This childhood has featured in many of Dickens's books through characters, for example, Great Expectations involves crime, class, London and bad family life, Charles experienced all of these things as a child. Also as a child Dickens's experienced both classes - rich and poor, as Pip does in Great Expectations. When Charles was 12 years old he was sent to work in a blacking factory in Hungerford market to try and help out his family who were in a lot of financial trouble. He used to dream about becoming a gentleman just like Pip does. From 1824-1827 Charles studied at Wellington House Academy and then from 1827-1828 he was a law office clerk.
Analysis of the relationship Pip has with the paternal figures in his life. Charles John Huffman Dickens was born on the 7th February 1812. In 1822 when Charles was 10 his family moved to London where he spent the happiest days of his childhood. Charles’s dad worked as a clerk in a local navy pay office. His father had very bad spending habits and even though the family considered themselves quite well off his father’s spending habits drove the family into a financial disaster and in 1824 John Dickens was in severe debt and was put in prison.
How Charles Dickens Portrays the Murder of Nancy in Oliver Twist "Oliver Twist" was written by Charles Dickens. He was born on February 7th 1812in Landport which is situated in Portsmouth, England. He worked in a blacking factory where shoe polish is produced and Dickens job was to paste labels to the bottles of polish.
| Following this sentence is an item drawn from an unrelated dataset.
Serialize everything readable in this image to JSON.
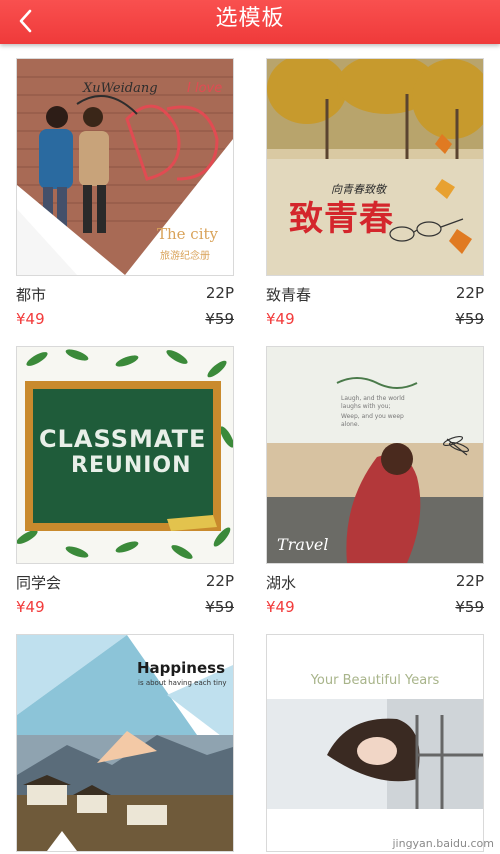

The working conditions then were dreadfully poor, He was doing this job when he was 12 years old which meant that in those days children had little childhood where they can have fun like nowadays. This was the same age when Oliver worked in the workhouse and because Dickens had experienced working in poor conditions when he was young he made the book more dramatic and more real life and also expresses Oliver's feeling well.
After his father went to prison, at the age of twelve, Charles had to go to work for a few months as a warehouse employee, blackening shoes and putting labels on boxes. During this period in his life, (while his father was in jail) was painful for him and is later influenced in some of his writings such as the novel David Copperfield. His father was the inspiration of one of the characters, Mr. Micawber. Charles Dickens never had much of the opportunity to be a child. Many of his novels such as Oliver Twist and Philip Pirrip express the struggles he faced growing up.